And so, under the guidance of this intrepid reporter, we visit an upstate New York community where a quarter of families are poor, and where a black man who knew that he was HIV-positive had sex with women who weren’t aware of his status, thereby earning him a classic tabloid sobriquet: “the lethal Lothario.” In court, the defendant “had to wear a spit mask attached to a wooden collar with a stick jutting out,” a reaction that had much less do with AIDS than with race. From there, we drop in on the meth-drenched town of Laramie, Wyoming, where two young men of meager means killed a gay man of a higher class. Wypijewski wants us to fully comprehend the implications of that divide, and to place this murder within “the everyday, undifferentiated violence” of life in Laramie. “None of this,” she notes, “is a defense for what happened, but it complicates the singular picture of hate crime.”
For good measure, she also dips into the “grand Guignol” of Woody Allen’s ordeal. Several investigations concluded that he had not molested his daughter when she was a child, but her accusation was sufficient for a publisher to withdraw his memoir after a staff revolt. This raises a profound question for civil libertarians: How can we be so sure of an unsubstantiated charge that we decide to suppress an artist’s work? Allen’s new film, an innocuous comedy that was a hit in Europe, will never be seen here, because no American distributor would dare to touch it. We may never know whether he is guilty, but as Wypijewski writes, “In panic, all the stories are true, and all the accused are guilty by default.”
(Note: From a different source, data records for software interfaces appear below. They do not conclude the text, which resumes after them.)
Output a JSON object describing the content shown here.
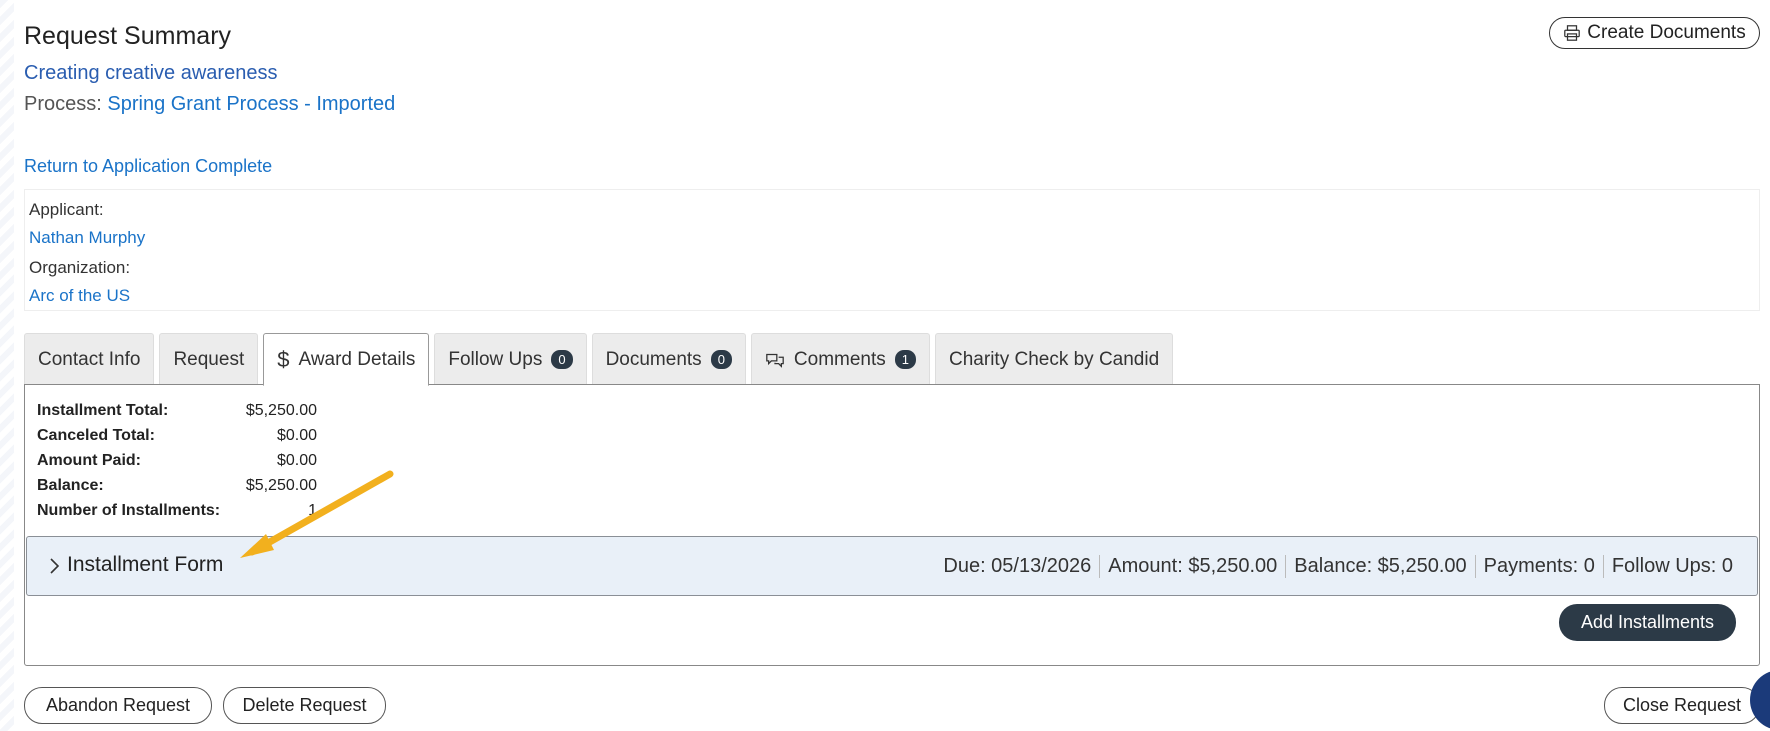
{
  "header": {
    "title": "Request Summary",
    "subtitle": "Creating creative awareness",
    "process_label": "Process:",
    "process_name": "Spring Grant Process - Imported",
    "create_documents": "Create Documents"
  },
  "return_link": "Return to Application Complete",
  "applicant": {
    "applicant_label": "Applicant:",
    "applicant_name": "Nathan Murphy",
    "organization_label": "Organization:",
    "organization_name": "Arc of the US"
  },
  "tabs": [
    {
      "label": "Contact Info"
    },
    {
      "label": "Request"
    },
    {
      "label": "Award Details",
      "icon": "dollar-icon",
      "active": true
    },
    {
      "label": "Follow Ups",
      "badge": "0"
    },
    {
      "label": "Documents",
      "badge": "0"
    },
    {
      "label": "Comments",
      "badge": "1",
      "icon": "comments-icon"
    },
    {
      "label": "Charity Check by Candid"
    }
  ],
  "award_summary": [
    {
      "label": "Installment Total:",
      "value": "$5,250.00"
    },
    {
      "label": "Canceled Total:",
      "value": "$0.00"
    },
    {
      "label": "Amount Paid:",
      "value": "$0.00"
    },
    {
      "label": "Balance:",
      "value": "$5,250.00"
    },
    {
      "label": "Number of Installments:",
      "value": "1"
    }
  ],
  "installment": {
    "title": "Installment Form",
    "due": "Due: 05/13/2026",
    "amount": "Amount: $5,250.00",
    "balance": "Balance: $5,250.00",
    "payments": "Payments: 0",
    "follow_ups": "Follow Ups: 0"
  },
  "buttons": {
    "add_installments": "Add Installments",
    "abandon": "Abandon Request",
    "delete": "Delete Request",
    "close": "Close Request"
  },
  "colors": {
    "link": "#1a73c8",
    "dark_button": "#2c3a47",
    "installment_bg": "#e9f0f8",
    "arrow": "#f2b01e"
  }
}
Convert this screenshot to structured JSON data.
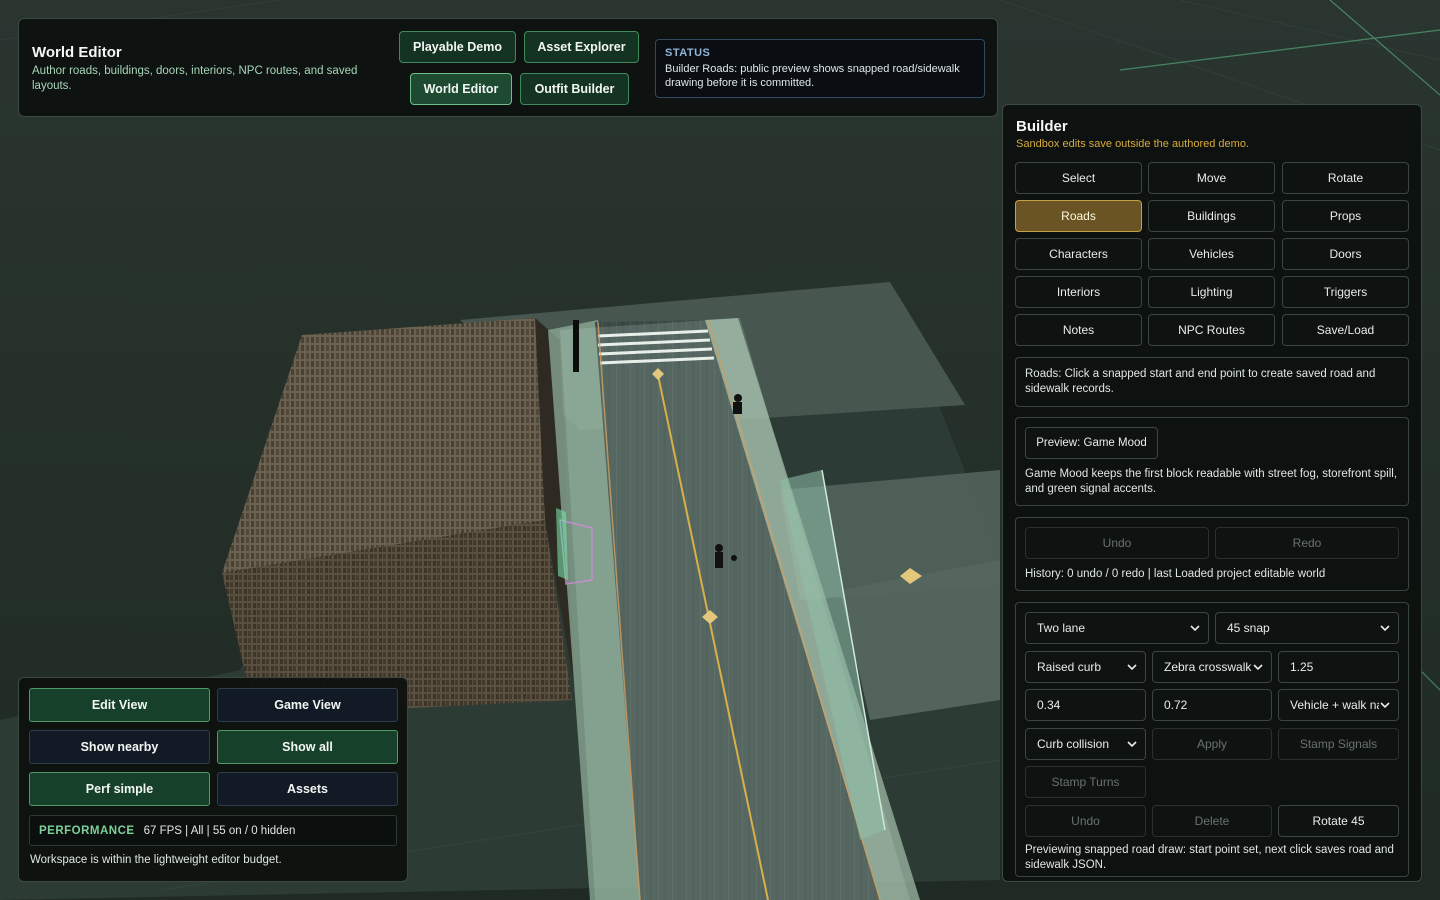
{
  "topbar": {
    "title": "World Editor",
    "subtitle": "Author roads, buildings, doors, interiors, NPC routes, and saved layouts.",
    "nav": {
      "playable_demo": "Playable Demo",
      "asset_explorer": "Asset Explorer",
      "world_editor": "World Editor",
      "outfit_builder": "Outfit Builder"
    },
    "status_label": "STATUS",
    "status_text": "Builder Roads: public preview shows snapped road/sidewalk drawing before it is committed."
  },
  "builder": {
    "title": "Builder",
    "subtitle": "Sandbox edits save outside the authored demo.",
    "tools": [
      "Select",
      "Move",
      "Rotate",
      "Roads",
      "Buildings",
      "Props",
      "Characters",
      "Vehicles",
      "Doors",
      "Interiors",
      "Lighting",
      "Triggers",
      "Notes",
      "NPC Routes",
      "Save/Load"
    ],
    "active_tool": "Roads",
    "roads_help": "Roads: Click a snapped start and end point to create saved road and sidewalk records.",
    "preview_button": "Preview: Game Mood",
    "preview_text": "Game Mood keeps the first block readable with street fog, storefront spill, and green signal accents.",
    "undo": "Undo",
    "redo": "Redo",
    "history": "History: 0 undo / 0 redo | last Loaded project editable world",
    "road_type": "Two lane",
    "snap": "45 snap",
    "curb": "Raised curb",
    "crosswalk": "Zebra crosswalk",
    "value_a": "1.25",
    "value_b": "0.34",
    "value_c": "0.72",
    "nav_mode": "Vehicle + walk nav",
    "collision": "Curb collision",
    "apply": "Apply",
    "stamp_signals": "Stamp Signals",
    "stamp_turns": "Stamp Turns",
    "undo2": "Undo",
    "delete": "Delete",
    "rotate45": "Rotate 45",
    "footer": "Previewing snapped road draw: start point set, next click saves road and sidewalk JSON."
  },
  "viewpanel": {
    "edit_view": "Edit View",
    "game_view": "Game View",
    "show_nearby": "Show nearby",
    "show_all": "Show all",
    "perf_simple": "Perf simple",
    "assets": "Assets",
    "perf_label": "PERFORMANCE",
    "perf_value": "67 FPS | All | 55 on / 0 hidden",
    "budget": "Workspace is within the lightweight editor budget."
  },
  "colors": {
    "accent_green": "#3f8a5a",
    "active_tool": "#6b5423",
    "subtitle_gold": "#d8a93a",
    "status_blue": "#8fb6d8"
  }
}
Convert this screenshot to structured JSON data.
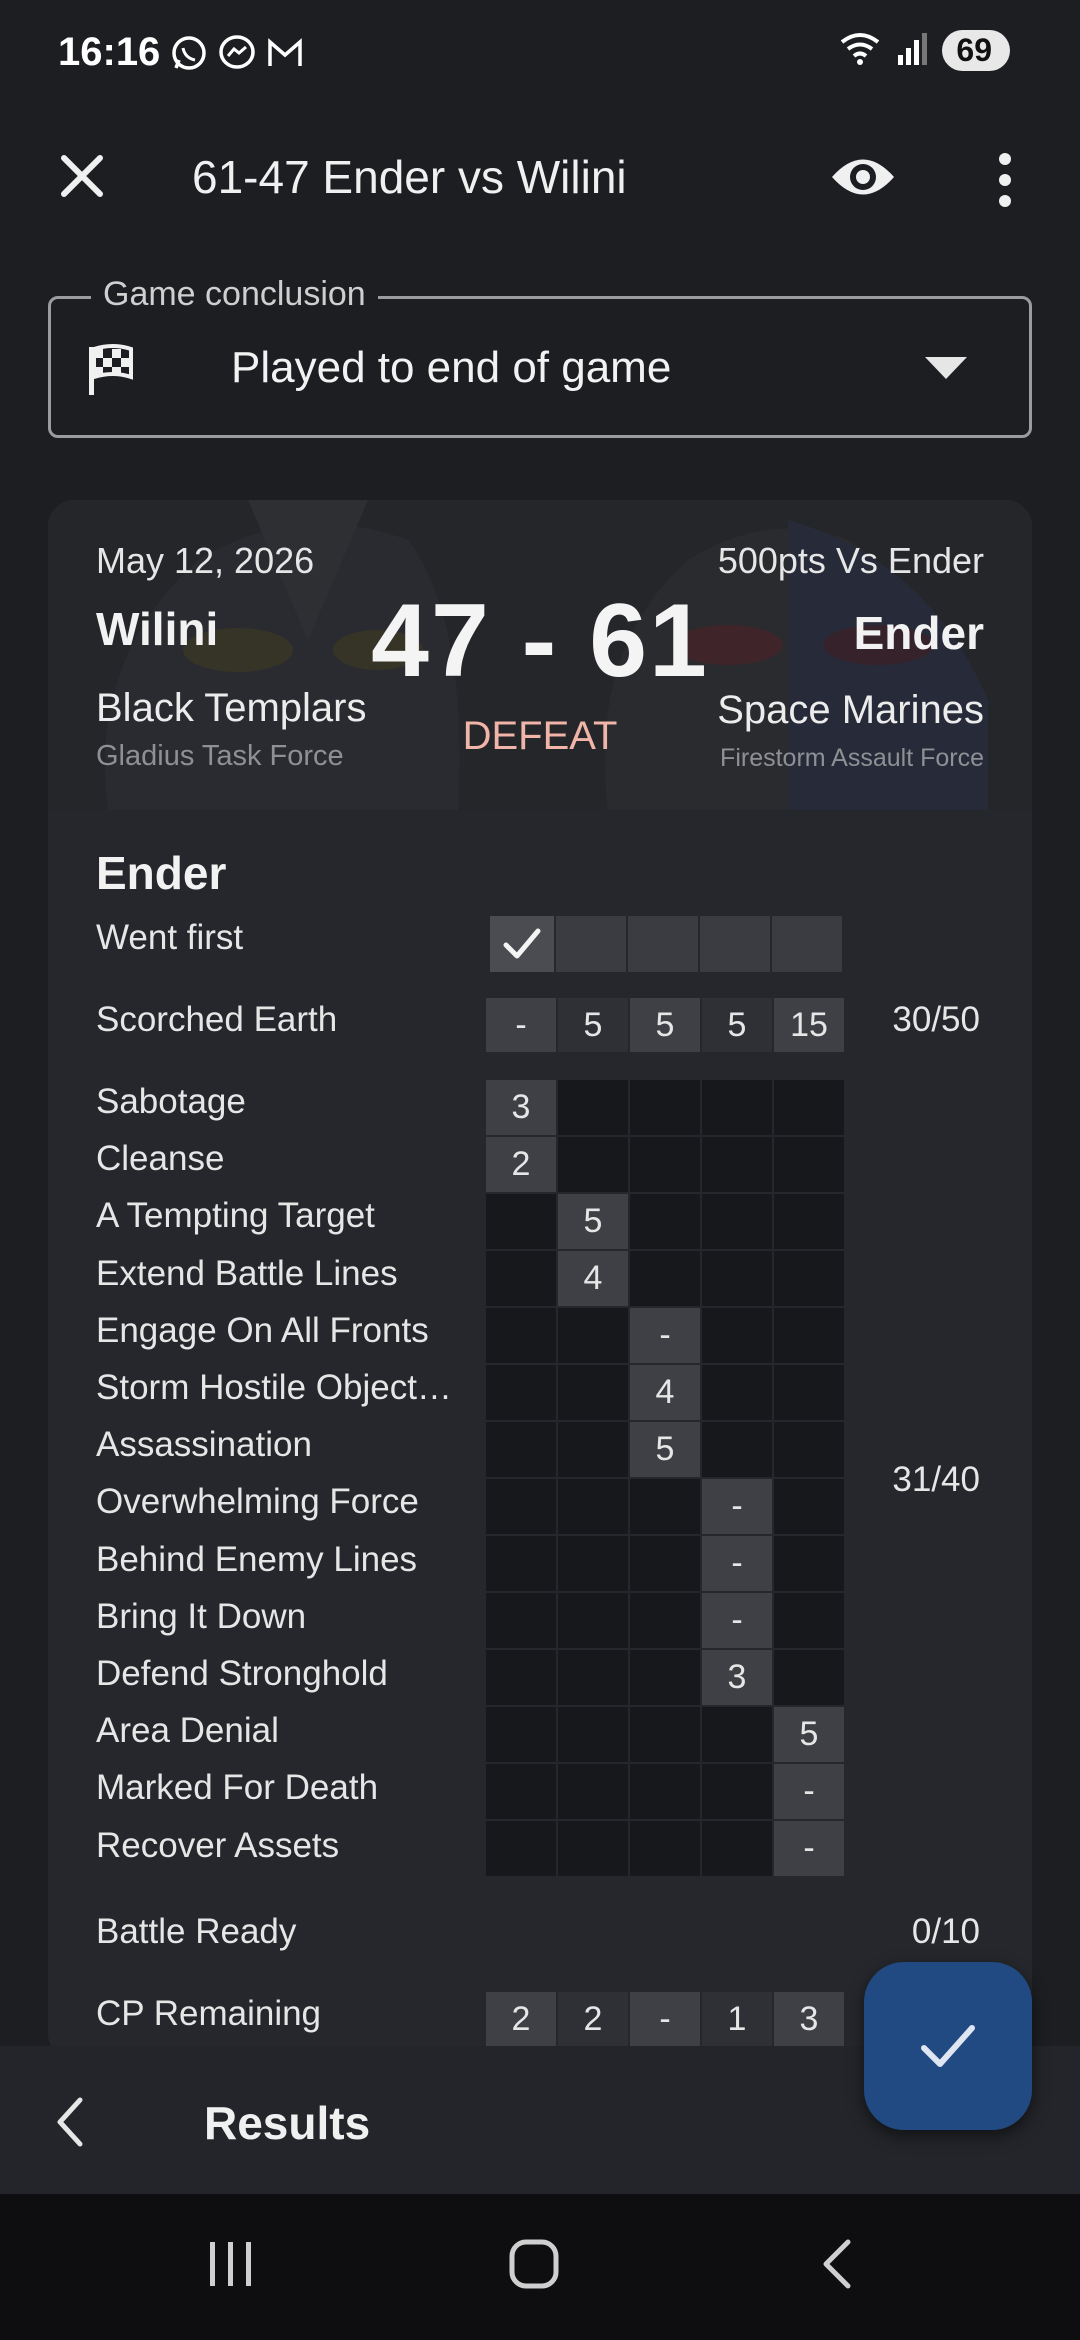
{
  "status": {
    "time": "16:16",
    "battery": "69"
  },
  "app_bar": {
    "title": "61-47 Ender vs Wilini"
  },
  "conclusion": {
    "legend": "Game conclusion",
    "value": "Played to end of game"
  },
  "header": {
    "date": "May 12, 2026",
    "points": "500pts Vs Ender",
    "player1": "Wilini",
    "player2": "Ender",
    "score": "47 - 61",
    "result": "DEFEAT",
    "player1_faction": "Black Templars",
    "player2_faction": "Space Marines",
    "player1_detachment": "Gladius Task Force",
    "player2_detachment": "Firestorm Assault Force"
  },
  "player_section": {
    "title": "Ender",
    "went_first": {
      "label": "Went first",
      "rounds": [
        true,
        false,
        false,
        false,
        false
      ]
    },
    "primary": {
      "label": "Scorched Earth",
      "rounds": [
        "-",
        "5",
        "5",
        "5",
        "15"
      ],
      "total": "30/50"
    },
    "secondaries": [
      {
        "label": "Sabotage",
        "round": 1,
        "value": "3"
      },
      {
        "label": "Cleanse",
        "round": 1,
        "value": "2"
      },
      {
        "label": "A Tempting Target",
        "round": 2,
        "value": "5"
      },
      {
        "label": "Extend Battle Lines",
        "round": 2,
        "value": "4"
      },
      {
        "label": "Engage On All Fronts",
        "round": 3,
        "value": "-"
      },
      {
        "label": "Storm Hostile Object…",
        "round": 3,
        "value": "4"
      },
      {
        "label": "Assassination",
        "round": 3,
        "value": "5"
      },
      {
        "label": "Overwhelming Force",
        "round": 4,
        "value": "-"
      },
      {
        "label": "Behind Enemy Lines",
        "round": 4,
        "value": "-"
      },
      {
        "label": "Bring It Down",
        "round": 4,
        "value": "-"
      },
      {
        "label": "Defend Stronghold",
        "round": 4,
        "value": "3"
      },
      {
        "label": "Area Denial",
        "round": 5,
        "value": "5"
      },
      {
        "label": "Marked For Death",
        "round": 5,
        "value": "-"
      },
      {
        "label": "Recover Assets",
        "round": 5,
        "value": "-"
      }
    ],
    "secondary_total": "31/40",
    "battle_ready": {
      "label": "Battle Ready",
      "total": "0/10"
    },
    "cp_remaining": {
      "label": "CP Remaining",
      "rounds": [
        "2",
        "2",
        "-",
        "1",
        "3"
      ]
    }
  },
  "bottom_bar": {
    "title": "Results"
  },
  "colors": {
    "accent": "#214a82",
    "defeat": "#f0b4a8",
    "background": "#1c1e22",
    "card": "#25272c"
  },
  "icons": [
    "close-icon",
    "eye-icon",
    "more-vert-icon",
    "checkered-flag-icon",
    "dropdown-caret-icon",
    "check-icon",
    "back-chevron-icon"
  ]
}
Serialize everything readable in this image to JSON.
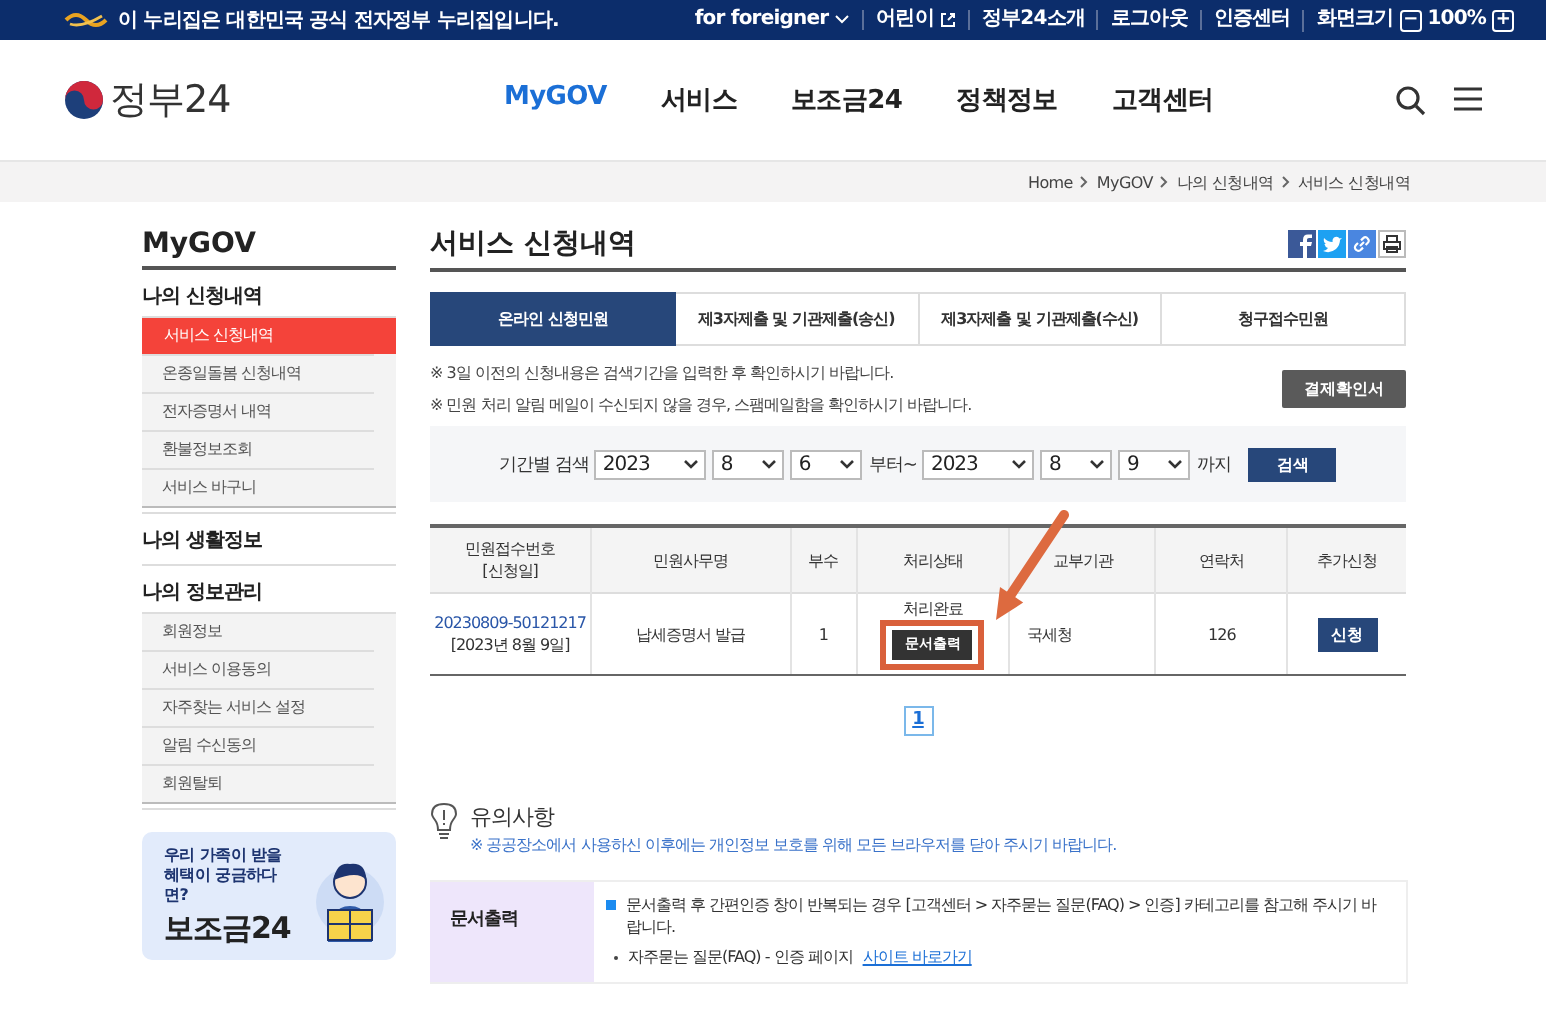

There are some very revealing quotes from partisans of #MeToo in this book. One unblinking correspondent for Teen Vogue writes: “Sorry if some innocent men’s lives have to take a hit in undoing the patriarchy. That is a price I am absolutely willing to pay.” A well-connected commentator tells readers of the Washington Post that “the courts aren’t where our national conversation is taking place, so let’s not dither about the dangers of proclaiming innocence or guilt.” In this climate, degrees of culpability do not exist. Al Franken, one of the Senate’s most progressive members, must resign because, years earlier, he took a smarmy photo of a sleeping female reporter. A media executive must step aside because he had an extramarital affair with a colleague. A five-year-old is declared a sex offender because he touched another boy’s penis. Does any of this leave a discomforting feeling, though you know that some powerful men commit real sexual crimes? If so, Wipijewski’s book will add to your unease, because even when guilt is clear, she finds circumstances that demand a closer look.
Still, there remains the pain of women and men who have told their stories of abuse. Beyond the issue of moral panic and how it shapes perceptions of our own distant past, that pain cannot be denied. Our obligation as liberationists is to find a way to acknowledge the impact of sexual violence without making sex itself the villain, to foster justice without feeding repression. To me, that is the challenge posed by this utterly necessary dissent from the current rush to repression. I hope it is the subject of Wypijewski’s next book.